Top of Data supplied

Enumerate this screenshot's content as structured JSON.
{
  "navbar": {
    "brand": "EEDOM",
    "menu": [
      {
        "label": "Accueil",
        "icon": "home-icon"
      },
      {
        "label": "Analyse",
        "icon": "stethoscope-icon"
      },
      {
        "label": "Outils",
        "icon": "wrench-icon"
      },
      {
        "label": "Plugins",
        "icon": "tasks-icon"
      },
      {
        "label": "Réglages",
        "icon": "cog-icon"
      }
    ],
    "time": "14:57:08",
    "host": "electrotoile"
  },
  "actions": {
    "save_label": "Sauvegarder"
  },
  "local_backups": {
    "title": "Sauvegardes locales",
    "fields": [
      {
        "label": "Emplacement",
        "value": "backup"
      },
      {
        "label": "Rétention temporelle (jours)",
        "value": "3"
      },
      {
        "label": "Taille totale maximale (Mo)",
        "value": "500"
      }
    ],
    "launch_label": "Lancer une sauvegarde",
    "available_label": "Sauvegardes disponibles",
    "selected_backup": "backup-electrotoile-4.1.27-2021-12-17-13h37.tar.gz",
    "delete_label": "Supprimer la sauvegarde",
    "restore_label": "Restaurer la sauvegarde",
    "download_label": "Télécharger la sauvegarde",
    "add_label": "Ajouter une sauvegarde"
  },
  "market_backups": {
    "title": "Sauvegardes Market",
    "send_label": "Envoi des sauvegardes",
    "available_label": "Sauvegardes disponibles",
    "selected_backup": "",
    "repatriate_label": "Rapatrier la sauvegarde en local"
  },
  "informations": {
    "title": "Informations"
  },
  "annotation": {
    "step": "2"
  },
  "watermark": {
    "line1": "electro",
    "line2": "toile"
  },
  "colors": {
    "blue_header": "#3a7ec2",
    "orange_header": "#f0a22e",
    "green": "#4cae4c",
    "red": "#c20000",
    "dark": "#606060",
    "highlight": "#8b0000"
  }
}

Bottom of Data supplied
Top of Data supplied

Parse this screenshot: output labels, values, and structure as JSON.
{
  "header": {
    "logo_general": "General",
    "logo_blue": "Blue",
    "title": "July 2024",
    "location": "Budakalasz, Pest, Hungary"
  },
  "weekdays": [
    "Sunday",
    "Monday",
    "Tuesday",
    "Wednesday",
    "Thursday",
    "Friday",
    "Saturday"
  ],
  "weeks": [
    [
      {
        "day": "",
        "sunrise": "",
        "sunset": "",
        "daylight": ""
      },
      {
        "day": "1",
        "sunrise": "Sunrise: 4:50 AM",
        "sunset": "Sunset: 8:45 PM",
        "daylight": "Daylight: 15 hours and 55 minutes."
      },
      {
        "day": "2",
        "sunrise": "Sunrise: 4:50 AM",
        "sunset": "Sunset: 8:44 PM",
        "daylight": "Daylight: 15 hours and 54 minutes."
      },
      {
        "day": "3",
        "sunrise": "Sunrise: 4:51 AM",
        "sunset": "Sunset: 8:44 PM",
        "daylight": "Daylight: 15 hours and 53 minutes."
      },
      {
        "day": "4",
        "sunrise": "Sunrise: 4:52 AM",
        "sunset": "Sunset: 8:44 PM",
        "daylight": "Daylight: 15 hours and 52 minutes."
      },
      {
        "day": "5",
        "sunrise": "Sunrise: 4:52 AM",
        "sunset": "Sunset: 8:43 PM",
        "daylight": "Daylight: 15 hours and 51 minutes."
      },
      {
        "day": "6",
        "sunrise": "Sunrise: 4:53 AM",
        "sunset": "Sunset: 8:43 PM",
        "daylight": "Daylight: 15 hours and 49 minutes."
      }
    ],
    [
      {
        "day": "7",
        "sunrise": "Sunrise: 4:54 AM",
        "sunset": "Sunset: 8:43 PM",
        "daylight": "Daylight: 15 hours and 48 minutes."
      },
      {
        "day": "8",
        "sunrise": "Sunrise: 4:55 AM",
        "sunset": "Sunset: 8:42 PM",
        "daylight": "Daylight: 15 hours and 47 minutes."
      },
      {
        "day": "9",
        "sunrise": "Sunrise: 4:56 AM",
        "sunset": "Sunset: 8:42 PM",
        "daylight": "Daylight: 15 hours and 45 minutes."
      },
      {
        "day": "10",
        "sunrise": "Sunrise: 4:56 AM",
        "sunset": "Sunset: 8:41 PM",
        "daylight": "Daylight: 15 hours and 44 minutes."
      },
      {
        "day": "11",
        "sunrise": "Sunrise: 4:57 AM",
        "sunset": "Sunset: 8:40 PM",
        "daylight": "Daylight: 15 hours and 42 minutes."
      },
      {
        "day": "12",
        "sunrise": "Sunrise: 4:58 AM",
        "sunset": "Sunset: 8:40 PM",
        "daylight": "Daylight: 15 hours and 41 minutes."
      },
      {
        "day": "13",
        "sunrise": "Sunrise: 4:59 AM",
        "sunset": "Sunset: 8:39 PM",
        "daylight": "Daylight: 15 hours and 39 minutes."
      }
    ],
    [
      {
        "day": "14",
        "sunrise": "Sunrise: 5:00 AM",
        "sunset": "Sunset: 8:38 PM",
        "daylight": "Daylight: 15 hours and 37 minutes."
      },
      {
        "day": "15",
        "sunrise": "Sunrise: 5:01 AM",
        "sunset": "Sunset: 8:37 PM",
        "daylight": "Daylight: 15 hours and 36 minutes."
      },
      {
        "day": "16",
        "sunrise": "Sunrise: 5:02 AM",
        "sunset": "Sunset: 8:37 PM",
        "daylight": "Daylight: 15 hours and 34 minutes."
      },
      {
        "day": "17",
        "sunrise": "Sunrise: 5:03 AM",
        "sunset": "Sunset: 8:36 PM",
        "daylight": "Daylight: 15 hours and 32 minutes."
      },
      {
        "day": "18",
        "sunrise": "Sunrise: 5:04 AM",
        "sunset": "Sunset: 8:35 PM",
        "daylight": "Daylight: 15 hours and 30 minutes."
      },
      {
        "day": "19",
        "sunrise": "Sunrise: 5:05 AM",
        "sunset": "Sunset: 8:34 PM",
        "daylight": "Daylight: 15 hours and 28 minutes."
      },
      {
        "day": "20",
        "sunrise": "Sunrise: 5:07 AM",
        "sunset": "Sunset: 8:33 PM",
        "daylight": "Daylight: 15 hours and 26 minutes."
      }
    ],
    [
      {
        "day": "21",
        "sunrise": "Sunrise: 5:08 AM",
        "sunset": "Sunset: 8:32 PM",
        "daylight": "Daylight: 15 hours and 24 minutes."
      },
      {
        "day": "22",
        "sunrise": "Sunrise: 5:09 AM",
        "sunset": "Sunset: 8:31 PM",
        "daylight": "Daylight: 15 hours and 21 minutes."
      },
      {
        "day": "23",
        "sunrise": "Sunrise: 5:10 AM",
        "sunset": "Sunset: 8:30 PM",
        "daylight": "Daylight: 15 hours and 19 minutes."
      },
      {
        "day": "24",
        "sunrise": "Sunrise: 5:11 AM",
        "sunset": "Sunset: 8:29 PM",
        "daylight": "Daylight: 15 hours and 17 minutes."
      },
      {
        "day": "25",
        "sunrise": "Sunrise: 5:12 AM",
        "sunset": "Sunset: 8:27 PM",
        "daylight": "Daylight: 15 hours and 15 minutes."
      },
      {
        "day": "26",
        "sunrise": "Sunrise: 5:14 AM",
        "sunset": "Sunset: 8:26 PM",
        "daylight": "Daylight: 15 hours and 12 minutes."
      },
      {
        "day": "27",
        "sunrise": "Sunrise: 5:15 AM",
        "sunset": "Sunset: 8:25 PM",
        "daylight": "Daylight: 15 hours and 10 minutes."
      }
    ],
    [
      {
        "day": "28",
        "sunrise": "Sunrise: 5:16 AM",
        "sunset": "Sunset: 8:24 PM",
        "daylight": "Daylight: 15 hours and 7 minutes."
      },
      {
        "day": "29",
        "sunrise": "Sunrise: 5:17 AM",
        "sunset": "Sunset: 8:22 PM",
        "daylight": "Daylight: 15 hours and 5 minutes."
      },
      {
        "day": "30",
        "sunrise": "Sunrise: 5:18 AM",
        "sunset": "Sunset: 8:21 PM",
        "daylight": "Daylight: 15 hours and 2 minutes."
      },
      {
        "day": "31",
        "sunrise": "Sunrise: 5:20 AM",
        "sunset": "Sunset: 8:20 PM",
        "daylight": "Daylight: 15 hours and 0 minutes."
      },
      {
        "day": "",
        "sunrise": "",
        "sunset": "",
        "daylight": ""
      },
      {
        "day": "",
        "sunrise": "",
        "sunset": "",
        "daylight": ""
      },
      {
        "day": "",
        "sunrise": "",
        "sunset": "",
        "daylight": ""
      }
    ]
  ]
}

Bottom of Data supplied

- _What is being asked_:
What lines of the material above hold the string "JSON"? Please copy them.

- _Answer area_:
Enumerate this screenshot's content as structured JSON.
Parse this screenshot: output labels, values, and structure as JSON.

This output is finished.